Exercise directions
The required result is every line of the records that includes "verified".

##### Given data

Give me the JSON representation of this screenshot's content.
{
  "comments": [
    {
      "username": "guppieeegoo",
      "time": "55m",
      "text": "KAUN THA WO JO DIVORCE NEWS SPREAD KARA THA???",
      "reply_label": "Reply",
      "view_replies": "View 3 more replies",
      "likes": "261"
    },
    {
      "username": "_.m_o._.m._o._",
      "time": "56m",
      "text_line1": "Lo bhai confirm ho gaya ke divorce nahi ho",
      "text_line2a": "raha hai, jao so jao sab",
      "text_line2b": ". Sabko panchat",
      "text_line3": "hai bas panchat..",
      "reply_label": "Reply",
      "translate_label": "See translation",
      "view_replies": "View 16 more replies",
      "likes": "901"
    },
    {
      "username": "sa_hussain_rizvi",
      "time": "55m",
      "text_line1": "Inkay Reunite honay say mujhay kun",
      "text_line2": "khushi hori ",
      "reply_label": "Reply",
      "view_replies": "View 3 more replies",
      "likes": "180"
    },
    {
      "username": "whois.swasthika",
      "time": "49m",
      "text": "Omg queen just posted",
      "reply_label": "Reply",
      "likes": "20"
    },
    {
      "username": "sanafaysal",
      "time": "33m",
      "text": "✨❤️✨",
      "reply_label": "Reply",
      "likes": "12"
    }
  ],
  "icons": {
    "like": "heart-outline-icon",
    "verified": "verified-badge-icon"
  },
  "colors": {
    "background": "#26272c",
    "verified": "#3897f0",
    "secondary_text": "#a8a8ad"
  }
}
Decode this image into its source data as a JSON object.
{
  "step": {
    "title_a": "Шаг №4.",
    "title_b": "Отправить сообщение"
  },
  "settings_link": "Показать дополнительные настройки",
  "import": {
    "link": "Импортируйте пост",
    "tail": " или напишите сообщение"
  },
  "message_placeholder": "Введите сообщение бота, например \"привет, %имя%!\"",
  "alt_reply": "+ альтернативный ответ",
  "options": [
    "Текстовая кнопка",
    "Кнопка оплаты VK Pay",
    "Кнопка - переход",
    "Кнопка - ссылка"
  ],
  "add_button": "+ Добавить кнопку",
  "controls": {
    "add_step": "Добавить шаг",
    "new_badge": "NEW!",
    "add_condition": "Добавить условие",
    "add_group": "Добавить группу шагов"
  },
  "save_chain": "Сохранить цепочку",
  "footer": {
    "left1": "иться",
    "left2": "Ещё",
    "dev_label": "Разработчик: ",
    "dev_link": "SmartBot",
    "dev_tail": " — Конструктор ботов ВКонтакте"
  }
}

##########

Reply to the exercise
    "verified": "verified-badge-icon"
    "verified": "#3897f0",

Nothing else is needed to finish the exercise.